● **Data items**
..........

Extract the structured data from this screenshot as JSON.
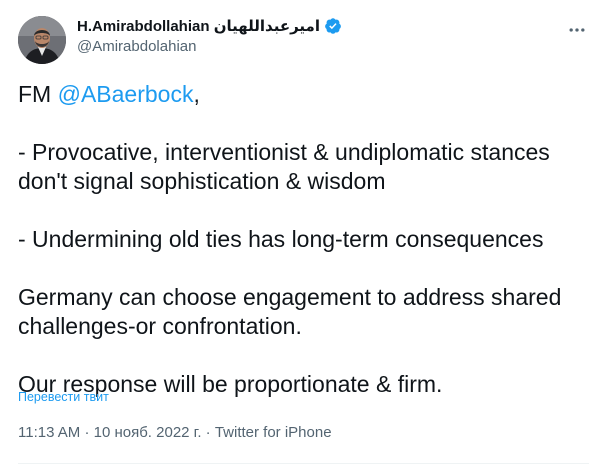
{
  "author": {
    "display_name": "H.Amirabdollahian امیرعبداللهیان",
    "handle": "@Amirabdolahian",
    "verified": true,
    "avatar_icon": "profile-photo"
  },
  "tweet": {
    "line1_prefix": "FM ",
    "mention": "@ABaerbock",
    "line1_suffix": ",",
    "para2_line1": "- Provocative, interventionist & undiplomatic stances",
    "para2_line2": "don't signal sophistication & wisdom",
    "para3": "- Undermining old ties has long-term consequences",
    "para4_line1": "Germany can choose engagement to address shared",
    "para4_line2": "challenges-or confrontation.",
    "para5": "Our response will be proportionate & firm."
  },
  "translate_label": "Перевести твит",
  "meta": {
    "time": "11:13 AM",
    "separator": "·",
    "date": "10 нояб. 2022 г.",
    "source": "Twitter for iPhone"
  },
  "colors": {
    "accent": "#1d9bf0",
    "secondary_text": "#536471",
    "primary_text": "#0f1419"
  },
  "icons": {
    "verified": "verified-badge-icon",
    "more": "more-horizontal-icon"
  }
}
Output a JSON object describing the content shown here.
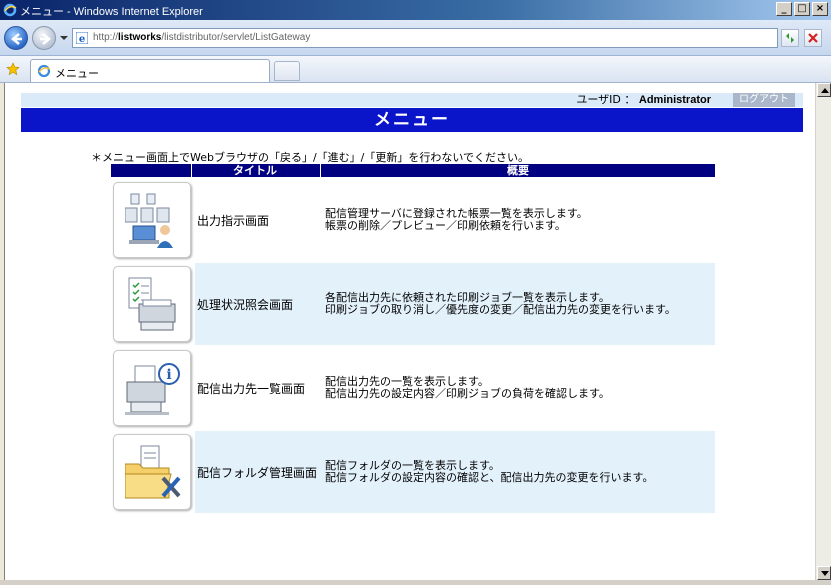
{
  "window": {
    "title": "メニュー - Windows Internet Explorer",
    "buttons": [
      "_",
      "□",
      "×"
    ]
  },
  "address": {
    "url_prefix": "http://",
    "url_host": "listworks",
    "url_path": "/listdistributor/servlet/ListGateway"
  },
  "tab": {
    "label": "メニュー"
  },
  "page": {
    "user_label": "ユーザID ： ",
    "user_id": "Administrator",
    "logout_label": "ログアウト",
    "header": "メニュー",
    "notice": "＊メニュー画面上でWebブラウザの「戻る」/「進む」/「更新」を行わないでください。",
    "col_title": "タイトル",
    "col_summary": "概要",
    "rows": [
      {
        "title": "出力指示画面",
        "desc1": "配信管理サーバに登録された帳票一覧を表示します。",
        "desc2": "帳票の削除／プレビュー／印刷依頼を行います。",
        "icon": "output-instruction-icon"
      },
      {
        "title": "処理状況照会画面",
        "desc1": "各配信出力先に依頼された印刷ジョブ一覧を表示します。",
        "desc2": "印刷ジョブの取り消し／優先度の変更／配信出力先の変更を行います。",
        "icon": "print-status-icon"
      },
      {
        "title": "配信出力先一覧画面",
        "desc1": "配信出力先の一覧を表示します。",
        "desc2": "配信出力先の設定内容／印刷ジョブの負荷を確認します。",
        "icon": "printer-info-icon"
      },
      {
        "title": "配信フォルダ管理画面",
        "desc1": "配信フォルダの一覧を表示します。",
        "desc2": "配信フォルダの設定内容の確認と、配信出力先の変更を行います。",
        "icon": "folder-tools-icon"
      }
    ]
  },
  "colors": {
    "header_bg": "#0a14c8",
    "table_head_bg": "#000080",
    "alt_row_bg": "#e3f1fb",
    "userbar_bg": "#dbeaf8"
  }
}
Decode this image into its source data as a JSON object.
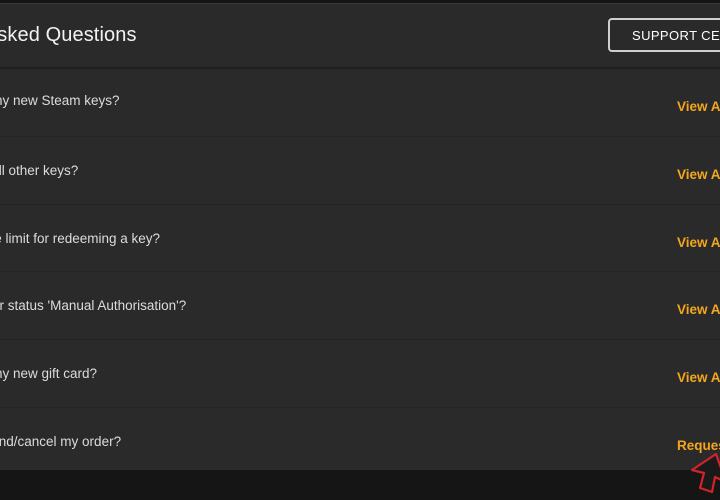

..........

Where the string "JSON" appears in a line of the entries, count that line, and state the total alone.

3